Resources

If the intention is to individualise study skills and computer literacy programmes, a library of modular learning resources is needed.

Examples of screening forms/self-assessments used by online educational institutions

Examples of open study skills and/or computer literacy programmes for online learning

References

Clark, R., & Mayer, R. (2004). E-Learning and the science of instruction: Proven guidelines for consumers and designers of multimedia learning. CA, USA: Pfeiffer.

Connor, C. (2004). Developing self-directed learners. Oregan, USA: Northwest Regional Educational Laboratory. Retrieved on November 11, 2007 from http://www.nwrel.org/planning/reports/self-direct/index.html

Diaz, D. (2002). Online dropout rates revisited. Retrieved on September 29, 2007 from http://www.technologysource.org/article/online_drop_rates_revisited/

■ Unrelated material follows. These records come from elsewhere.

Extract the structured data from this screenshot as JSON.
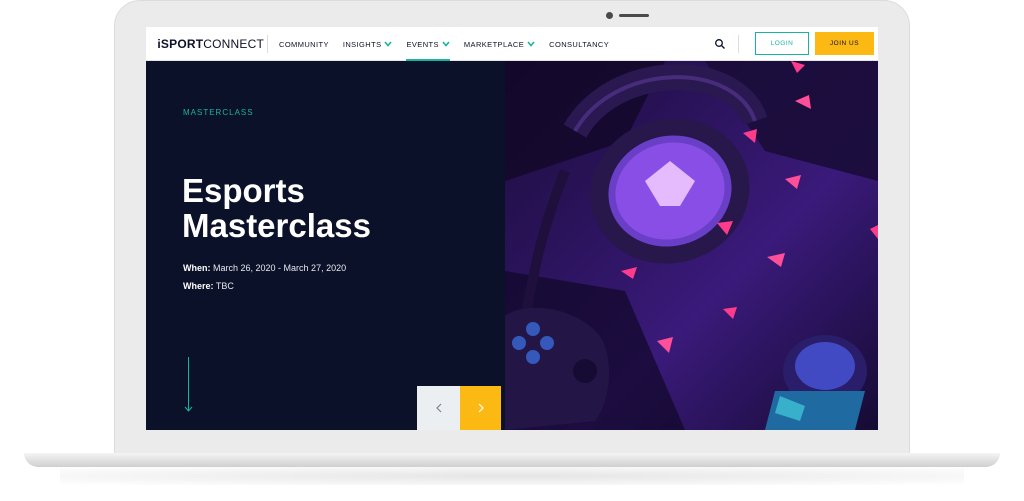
{
  "brand": {
    "logo_prefix": "iSPORT",
    "logo_suffix": "CONNECT",
    "accent_color": "#19b3a2",
    "cta_color": "#fdb913",
    "navy_color": "#0b1128"
  },
  "nav": {
    "items": [
      {
        "label": "COMMUNITY",
        "has_dropdown": false,
        "active": false
      },
      {
        "label": "INSIGHTS",
        "has_dropdown": true,
        "active": false
      },
      {
        "label": "EVENTS",
        "has_dropdown": true,
        "active": true
      },
      {
        "label": "MARKETPLACE",
        "has_dropdown": true,
        "active": false
      },
      {
        "label": "CONSULTANCY",
        "has_dropdown": false,
        "active": false
      }
    ],
    "search_icon": "search-icon",
    "login_label": "LOGIN",
    "join_label": "JOIN US"
  },
  "hero": {
    "eyebrow": "MASTERCLASS",
    "title": "Esports Masterclass",
    "when_label": "When:",
    "when_value": "March 26, 2020 - March 27, 2020",
    "where_label": "Where:",
    "where_value": "TBC",
    "scroll_icon": "arrow-down-icon",
    "prev_icon": "chevron-left-icon",
    "next_icon": "chevron-right-icon",
    "image_icon": "gaming-headset-controller-photo"
  }
}
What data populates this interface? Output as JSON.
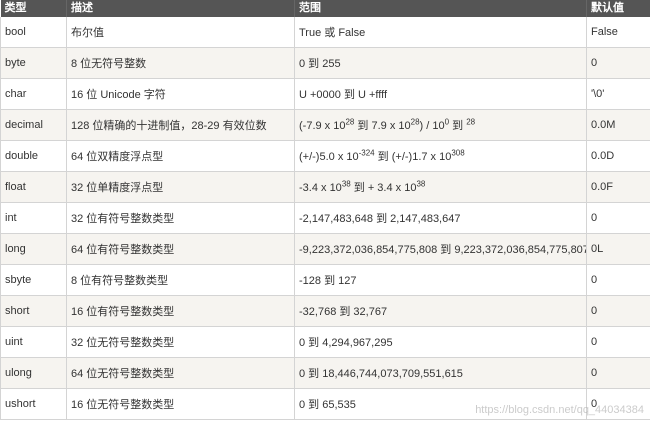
{
  "table": {
    "headers": [
      "类型",
      "描述",
      "范围",
      "默认值"
    ],
    "rows": [
      {
        "type": "bool",
        "desc": "布尔值",
        "range": [
          {
            "t": "True 或 False"
          }
        ],
        "default": "False"
      },
      {
        "type": "byte",
        "desc": "8 位无符号整数",
        "range": [
          {
            "t": "0 到 255"
          }
        ],
        "default": "0"
      },
      {
        "type": "char",
        "desc": "16 位 Unicode 字符",
        "range": [
          {
            "t": "U +0000 到 U +ffff"
          }
        ],
        "default": "'\\0'"
      },
      {
        "type": "decimal",
        "desc": "128 位精确的十进制值，28-29 有效位数",
        "range": [
          {
            "t": "(-7.9 x 10"
          },
          {
            "s": "28"
          },
          {
            "t": " 到 7.9 x 10"
          },
          {
            "s": "28"
          },
          {
            "t": ") / 10"
          },
          {
            "s": "0"
          },
          {
            "t": " 到 "
          },
          {
            "s": "28"
          }
        ],
        "default": "0.0M"
      },
      {
        "type": "double",
        "desc": "64 位双精度浮点型",
        "range": [
          {
            "t": "(+/-)5.0 x 10"
          },
          {
            "s": "-324"
          },
          {
            "t": " 到 (+/-)1.7 x 10"
          },
          {
            "s": "308"
          }
        ],
        "default": "0.0D"
      },
      {
        "type": "float",
        "desc": "32 位单精度浮点型",
        "range": [
          {
            "t": "-3.4 x 10"
          },
          {
            "s": "38"
          },
          {
            "t": " 到 + 3.4 x 10"
          },
          {
            "s": "38"
          }
        ],
        "default": "0.0F"
      },
      {
        "type": "int",
        "desc": "32 位有符号整数类型",
        "range": [
          {
            "t": "-2,147,483,648 到 2,147,483,647"
          }
        ],
        "default": "0"
      },
      {
        "type": "long",
        "desc": "64 位有符号整数类型",
        "range": [
          {
            "t": "-9,223,372,036,854,775,808 到 9,223,372,036,854,775,807"
          }
        ],
        "default": "0L"
      },
      {
        "type": "sbyte",
        "desc": "8 位有符号整数类型",
        "range": [
          {
            "t": "-128 到 127"
          }
        ],
        "default": "0"
      },
      {
        "type": "short",
        "desc": "16 位有符号整数类型",
        "range": [
          {
            "t": "-32,768 到 32,767"
          }
        ],
        "default": "0"
      },
      {
        "type": "uint",
        "desc": "32 位无符号整数类型",
        "range": [
          {
            "t": "0 到 4,294,967,295"
          }
        ],
        "default": "0"
      },
      {
        "type": "ulong",
        "desc": "64 位无符号整数类型",
        "range": [
          {
            "t": "0 到 18,446,744,073,709,551,615"
          }
        ],
        "default": "0"
      },
      {
        "type": "ushort",
        "desc": "16 位无符号整数类型",
        "range": [
          {
            "t": "0 到 65,535"
          }
        ],
        "default": "0"
      }
    ]
  },
  "watermark": "https://blog.csdn.net/qq_44034384"
}
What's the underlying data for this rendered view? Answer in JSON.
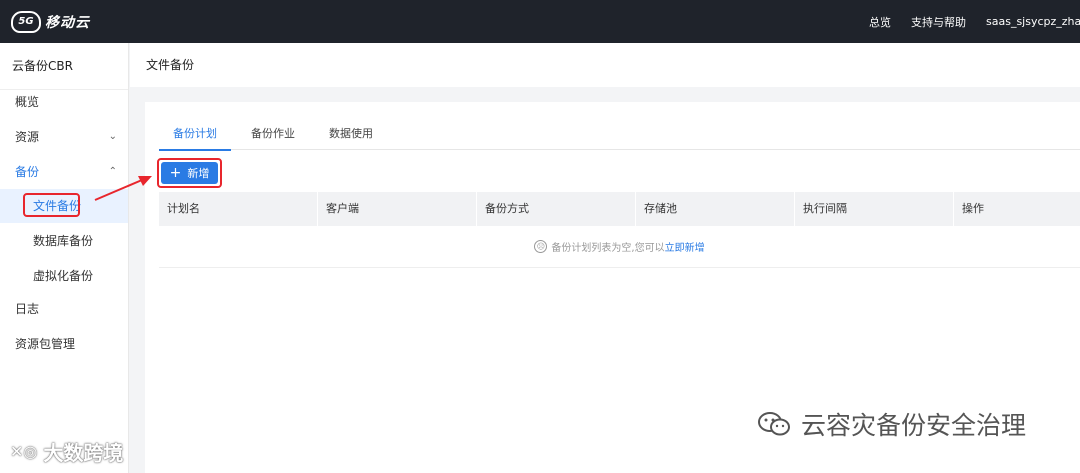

Pillay, H., Irving, K., & Tones, M. (2007). Validation of the diagnostic tool for assessing Tertiary students’ readiness for online learning. Higher Education Research & Development, 26:2, 217 - 234

Shea, P., Fredericksen, E., Pickett, A., Pelz, W., & Swan, K. (2001). Measures of learning effectiveness in the SUNY learning network. In J. Bourne, & J. Moore (Eds.), Online Education - Volume 2 - Learning Effectiveness, Faculty Satisfaction and Cost Effectiveness - Proceedings of the 2000 Summer Workshop on Asynchronous Learning Networks. Massachusetts, USA: Sloan Centre for Online Education.

Smith, G., & Ferguson, D. (2005). Student attrition in mathematics e-learning. Australasian Journal of Educational Technology, 21:3, 323-334. Retrieved on September 29, 2007 from http://www.ascilite.org.au/ajet/ajet21/smith.html.

Wingate, U. (2006). Doing away with ‘study skills’. Teaching in Higher Education, 11, 457-469.